Lake has her hands full. Her phone is ringing and there’s a stream of cars with maladies coming to the workshop on the outskirts of Wymondham, Norfolk.
However, it wasn’t always like this since Lake opened the garage in 2006. Although an experienced technician and MOT tester this was the first business that she’d run by herself – and initially found it to be a daunting prospect.
Nonetheless, her business model was clear. Yes this would be an all-makes independent garage, but it would also be a place where all the general public, and especially women, would be able to bring their vehicles without feeling patronised. “Taking your car to a garage shouldn’t be a scary prospect. Why should women feel scared to go to a garage?,” she said. “A lot of my customers say that they would rather visit the dentist than book their car into a traditional garage – and from my experience franchised dealers can be worse than independents.”
There is certainly nothing like the dentist’s waiting room at Caroline’s Cars, and the customer experience is certainly a little different to most workshops. While it’s true that the waiting room, (complete with Victorian piano brush painted a shocking pink to match the similarly coloured walls) won’t be to everyone’s taste, Lake does take time to greet every customer personally and is only too happy to explain what needs to be done and why, as well as showing the customer the workshop if required. The site also boasts a bodyshop and spray booth, which at the time of our visit had the hulking shell of a VW Camper being rubbed down.
Like most people in the garage trade, Lake had a fascination with engines from a very early age. Her father would tinker with lawnmowers and rotorvators as well as the family’s cars. “Even when I was tiny I always wanted to ‘make the cars better’,” recalls Lake. “Hearing that noise when a car won’t start, with the starter’s whining getting slower and slower was horrible to me.” As a teenager, she picked up an old Triumph Dolomite that had failed the MOT, and with the help of her father and a workshop manual, she put it back on the road. Following this, she got an unpaid ‘job’ in a garage, but it took four years of sweeping up before she was allowed to touch the cars. Once she was on the tools, she proved herself as a dexterous and natural mechanic, attaining various qualifications and becoming one of only half a dozen female MOT testers in the country. It was then a matter of biding her time
Apart from all-makes servicing, MOTs and repairs Lake also offers a number of evening courses to teach (primarily) women about the way that cars work and how to perform routine checks and basic maintenance. “A lot of women don’t have a background where they were ever encouraged to do anything with cars. Sometimes they are not aware of the most basic elements, such as where the bonnet catch is”, she says, adding that the classes have been very well received in the local community.
Teaching the classes inspired her to write a book about car care and maintenance. The Haynes Women’s Car DIY manual provides readers with advice on all areas of owning, maintaining and caring for their cars, with colour step-by-step photos showing how to carry out general procedures. It also explains what goes on with servicing and MOTs, so the reader has a clearer idea of what happens at their local garage. “I want this book to not only give women the power to make educated and informed decisions about their cars, but to also get their hands dirty and get under the bonnet,” says Lake. “Cars aren’t rocket science and it is about time that women realised that they have all the necessary skills to do it well, but they are discouraged from entering the profession,” she said, adding that the problem starts in schools. “ Girls are encouraged to become hairdressers or beauticians,” she says adding with a smile, “Well, just take a look at my nails!”

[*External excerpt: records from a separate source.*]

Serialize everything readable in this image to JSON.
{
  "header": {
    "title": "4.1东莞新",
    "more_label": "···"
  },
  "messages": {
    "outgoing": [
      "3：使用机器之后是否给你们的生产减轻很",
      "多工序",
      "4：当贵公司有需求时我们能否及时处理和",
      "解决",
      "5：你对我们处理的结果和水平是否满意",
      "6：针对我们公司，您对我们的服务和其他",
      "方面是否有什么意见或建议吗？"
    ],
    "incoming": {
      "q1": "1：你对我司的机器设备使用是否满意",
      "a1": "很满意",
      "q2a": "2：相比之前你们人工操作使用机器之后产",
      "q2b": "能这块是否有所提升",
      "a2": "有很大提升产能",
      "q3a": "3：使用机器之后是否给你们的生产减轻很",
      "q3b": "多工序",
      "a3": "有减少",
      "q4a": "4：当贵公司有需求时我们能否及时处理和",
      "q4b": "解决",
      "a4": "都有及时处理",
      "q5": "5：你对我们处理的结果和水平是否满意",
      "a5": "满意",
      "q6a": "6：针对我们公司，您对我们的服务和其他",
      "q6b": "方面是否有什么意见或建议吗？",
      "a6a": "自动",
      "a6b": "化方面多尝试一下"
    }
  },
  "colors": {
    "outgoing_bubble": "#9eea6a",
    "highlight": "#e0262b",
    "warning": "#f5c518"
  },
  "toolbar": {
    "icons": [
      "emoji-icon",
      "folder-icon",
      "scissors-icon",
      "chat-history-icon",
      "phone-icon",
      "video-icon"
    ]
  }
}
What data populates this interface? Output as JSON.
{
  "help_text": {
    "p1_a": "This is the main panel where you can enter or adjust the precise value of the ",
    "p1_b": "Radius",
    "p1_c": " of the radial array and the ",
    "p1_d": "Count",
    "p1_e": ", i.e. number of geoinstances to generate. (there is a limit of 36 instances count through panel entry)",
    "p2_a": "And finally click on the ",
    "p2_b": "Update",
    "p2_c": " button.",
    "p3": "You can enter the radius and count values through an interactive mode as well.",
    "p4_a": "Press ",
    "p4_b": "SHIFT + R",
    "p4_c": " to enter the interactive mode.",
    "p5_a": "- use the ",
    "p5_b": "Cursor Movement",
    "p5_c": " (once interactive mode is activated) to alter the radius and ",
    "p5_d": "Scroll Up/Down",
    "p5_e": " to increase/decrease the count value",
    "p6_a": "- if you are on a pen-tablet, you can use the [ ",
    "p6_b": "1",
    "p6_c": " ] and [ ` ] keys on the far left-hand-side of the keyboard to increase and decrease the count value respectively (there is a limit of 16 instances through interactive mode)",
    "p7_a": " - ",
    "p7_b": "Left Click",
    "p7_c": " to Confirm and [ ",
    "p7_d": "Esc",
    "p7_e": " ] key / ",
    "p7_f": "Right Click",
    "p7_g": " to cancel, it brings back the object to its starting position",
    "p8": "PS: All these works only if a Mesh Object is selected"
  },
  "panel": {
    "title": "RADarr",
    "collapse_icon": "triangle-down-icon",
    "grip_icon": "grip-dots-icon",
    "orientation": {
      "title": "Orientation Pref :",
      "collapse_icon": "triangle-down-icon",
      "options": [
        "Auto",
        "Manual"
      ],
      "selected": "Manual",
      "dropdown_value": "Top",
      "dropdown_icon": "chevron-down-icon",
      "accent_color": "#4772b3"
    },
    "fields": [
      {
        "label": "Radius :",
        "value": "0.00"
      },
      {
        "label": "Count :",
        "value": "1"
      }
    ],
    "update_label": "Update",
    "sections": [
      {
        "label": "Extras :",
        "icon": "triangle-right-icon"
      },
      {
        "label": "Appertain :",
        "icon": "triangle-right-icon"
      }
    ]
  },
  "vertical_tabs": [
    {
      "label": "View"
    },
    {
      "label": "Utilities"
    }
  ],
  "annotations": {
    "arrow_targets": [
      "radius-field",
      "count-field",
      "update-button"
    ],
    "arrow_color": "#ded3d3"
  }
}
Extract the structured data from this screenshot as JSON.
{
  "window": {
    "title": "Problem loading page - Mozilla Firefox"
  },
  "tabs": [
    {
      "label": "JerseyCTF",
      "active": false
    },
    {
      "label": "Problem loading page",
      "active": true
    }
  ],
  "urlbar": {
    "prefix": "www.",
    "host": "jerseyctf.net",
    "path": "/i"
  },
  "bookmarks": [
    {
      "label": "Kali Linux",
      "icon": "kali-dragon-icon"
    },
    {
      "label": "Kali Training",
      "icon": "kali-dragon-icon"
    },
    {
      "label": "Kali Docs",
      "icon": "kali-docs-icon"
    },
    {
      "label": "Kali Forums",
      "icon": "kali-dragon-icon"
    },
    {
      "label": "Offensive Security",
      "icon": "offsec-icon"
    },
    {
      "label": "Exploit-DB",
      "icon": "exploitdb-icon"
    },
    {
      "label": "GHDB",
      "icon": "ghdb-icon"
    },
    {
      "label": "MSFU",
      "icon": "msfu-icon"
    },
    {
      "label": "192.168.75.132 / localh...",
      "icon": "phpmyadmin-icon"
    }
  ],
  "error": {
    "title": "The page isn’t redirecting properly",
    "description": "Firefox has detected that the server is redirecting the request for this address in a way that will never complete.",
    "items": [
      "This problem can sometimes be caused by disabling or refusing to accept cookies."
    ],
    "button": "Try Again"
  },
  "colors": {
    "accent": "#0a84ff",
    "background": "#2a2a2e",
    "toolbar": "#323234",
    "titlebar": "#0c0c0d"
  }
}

Writing the book seemed daunting at first, but once Lake got started on her favourite subject she was in her element. “I was asked to produce 40,000 words, which seemed a huge amount. By the time I’d finished, I’d written 60,000 and had to scale back,” she says, joking that there is enough left-over material to fill a sequel.
One of the subjects that Lake is most passionate about is the need to regulate and licence the industry. “Anyone – whether it is your auntie or my uncle or anybody else can open a garage and work on cars. It’s frightening and wrong,” she says. “To give a pill to a cat you need to be a qualified vet and have studied animal medicine or whatever… so why don’t the government legislate on this?” Lake sees the need to professionalise the industry through regulation as being part of making a visit to a garage a more welcoming experience.
Plans for the future include franchising the ‘concept’, initially across East Anglia. Lake has written a syllabus for her DIY classes and these would be relatively simple to replicate. However, the ultimate aim would be to have new branches of the garage opening up, spreading the message of highly trained staff and good customer service. Let’s hope we see some new outlets soon.